But whether it's ''Maude,'' ''Hill Street Blues,'' or ''The Simpsons,'' such shows have started new trends, expanded television's boundaries, and proven to have long lives in syndication.

Moore's critically acclaimed show was just nominated for an Emmy. But he doesn't know if it will survive into the fall.

''I find it extraordinary that a show that was just nominated for an Emmy should even be associated with the idea of a cancellation,'' says David Mortimor, a producer with the BBC, which airs ''TV Nation'' in Britain.

But what may seem bizarre to the British with their noncommercial and sometimes-quirky television, is business as usual in Hollywood.

''The networks are in the business of short-term, bottom-line, thinking,'' says Norman Lear. ''In television that translates into 'Give me a hit on Tuesday night at 8:30, and [forget] everything else.''

What suffers, Lear says, is the innovation and risk taking.

''Any idea that inherently requires some time for the audience to get acclimated to ... has no opportunity to develop,'' Lear says.

While each of the three major networks has taken risks throughout the years, in general they remain cautious, relying more on ratings and demographic surveys than on daring, creative instincts.

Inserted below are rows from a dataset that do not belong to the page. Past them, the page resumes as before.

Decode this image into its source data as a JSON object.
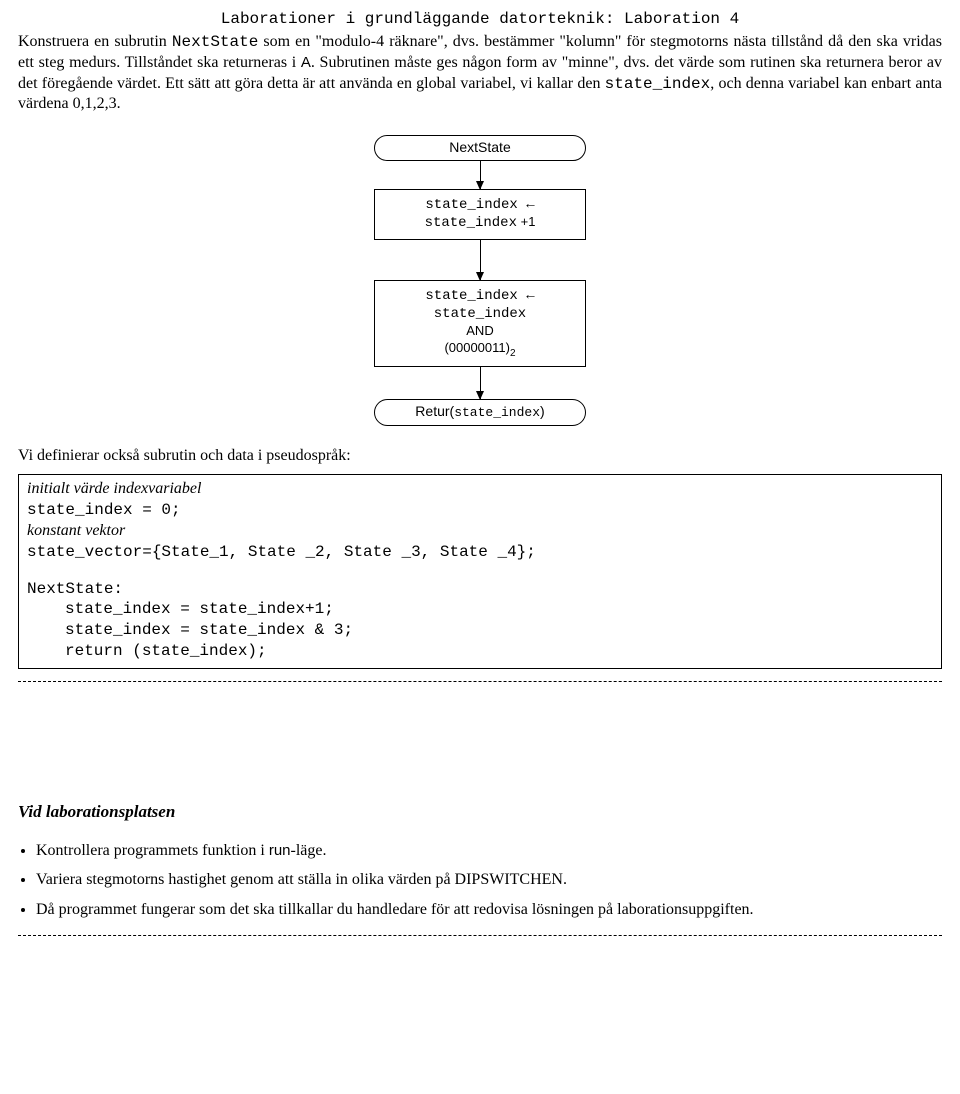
{
  "header": "Laborationer i grundläggande datorteknik: Laboration 4",
  "intro": {
    "p1a": "Konstruera en subrutin ",
    "p1b": "NextState",
    "p1c": " som en \"modulo-4 räknare\", dvs. bestämmer \"kolumn\" för stegmotorns nästa tillstånd då den ska vridas ett steg medurs. Tillståndet ska returneras i ",
    "p1d": "A",
    "p1e": ". Subrutinen måste ges någon form av \"minne\", dvs. det värde som rutinen ska returnera beror av det föregående värdet. Ett sätt att göra detta är att använda en global variabel, vi kallar den ",
    "p1f": "state_index",
    "p1g": ", och denna variabel kan enbart anta värdena 0,1,2,3."
  },
  "flow": {
    "start": "NextState",
    "box1a": "state_index ←",
    "box1b": "state_index",
    "box1c": " +1",
    "box2a": "state_index ←",
    "box2b": "state_index",
    "box2c": "AND",
    "box2d": "(00000011)",
    "box2e": "2",
    "end_a": "Retur(",
    "end_b": "state_index",
    "end_c": ")"
  },
  "midline": "Vi definierar också subrutin och data i pseudospråk:",
  "code": {
    "l1": "initialt värde indexvariabel",
    "l2": "state_index = 0;",
    "l3": "konstant vektor",
    "l4": "state_vector={State_1, State _2, State _3, State _4};",
    "l5": "NextState:",
    "l6": "state_index = state_index+1;",
    "l7": "state_index = state_index & 3;",
    "l8": "return (state_index);"
  },
  "section_heading": "Vid laborationsplatsen",
  "bullets": {
    "b1a": "Kontrollera programmets funktion i ",
    "b1b": "run",
    "b1c": "-läge.",
    "b2": "Variera stegmotorns hastighet genom att ställa  in olika värden på DIPSWITCHEN.",
    "b3": "Då programmet fungerar som det ska tillkallar du handledare för att redovisa lösningen på laborationsuppgiften."
  }
}
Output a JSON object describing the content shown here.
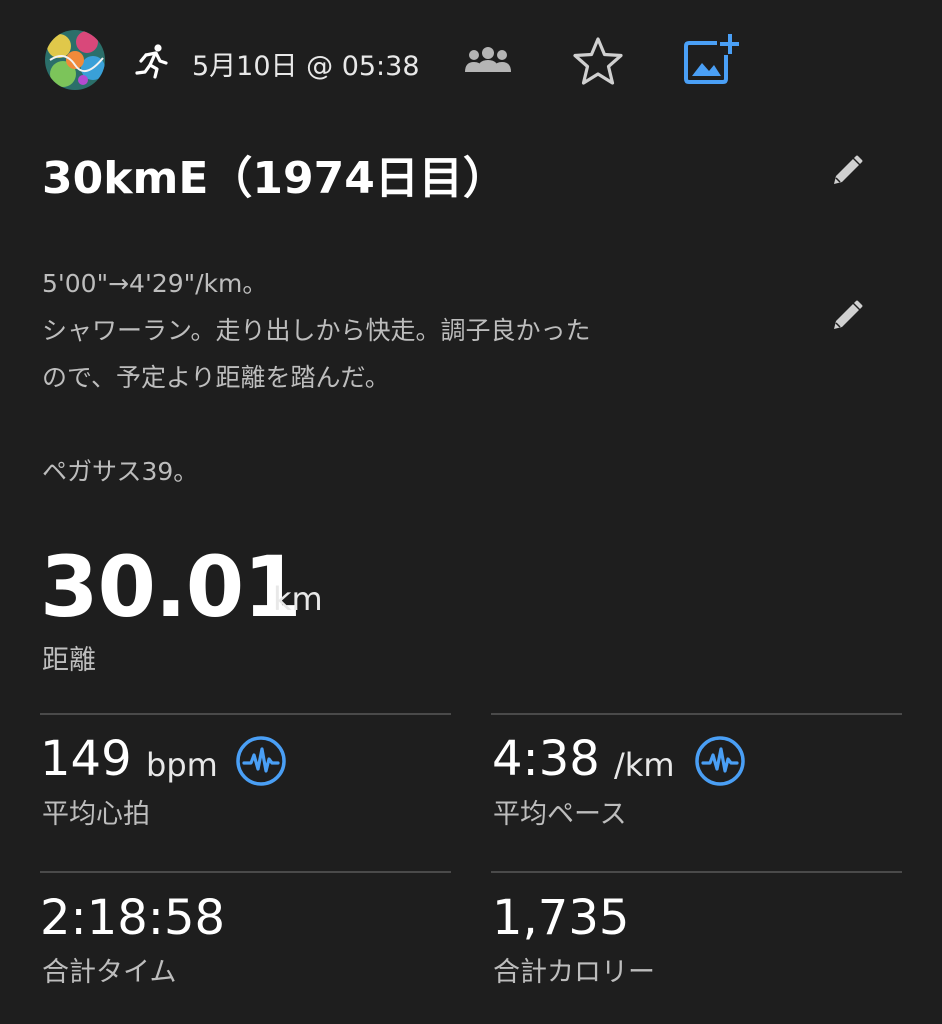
{
  "header": {
    "activity_icon": "running-person-icon",
    "datetime": "5月10日 @ 05:38",
    "icons": [
      "group-icon",
      "star-icon",
      "add-photo-icon"
    ],
    "accent_color": "#4a9ff5"
  },
  "activity": {
    "title": "30kmE（1974日目）",
    "description": "5'00\"→4'29\"/km。\nシャワーラン。走り出しから快走。調子良かった\nので、予定より距離を踏んだ。\n\nペガサス39。"
  },
  "distance": {
    "value": "30.01",
    "unit": "km",
    "label": "距離"
  },
  "stats": {
    "heart_rate": {
      "value": "149",
      "unit": "bpm",
      "label": "平均心拍",
      "icon": "pulse-chart-icon"
    },
    "pace": {
      "value": "4:38",
      "unit": "/km",
      "label": "平均ペース",
      "icon": "pulse-chart-icon"
    },
    "time": {
      "value": "2:18:58",
      "label": "合計タイム"
    },
    "calories": {
      "value": "1,735",
      "label": "合計カロリー"
    }
  }
}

The advent of cable TV, with its subscriber-based license to air almost anything, did nudge the three major networks in new directions. But it took the success of the upstart Fox network to really push their limits.

''We always talked about doing things to get us noticed, not gratuitously, but we wanted to do things that no one else was doing,'' says Bob Greenblatt, Fox's executive vice president for prime-time series development.

Fox became a network in 1990 when the warm-hearted ''Bill Cosby Show'' on NBC topped the ratings. So Fox executives developed the family satire ''Married ... With Children'' to be the anti-Cosby show. The new network put a cartoon, the irreverent and sometimes painfully honest ''The Simpsons,'' in the heart of its prime-time lineup. And it developed shows targeted toward teenage audiences, like ''Beverly Hills 90210.''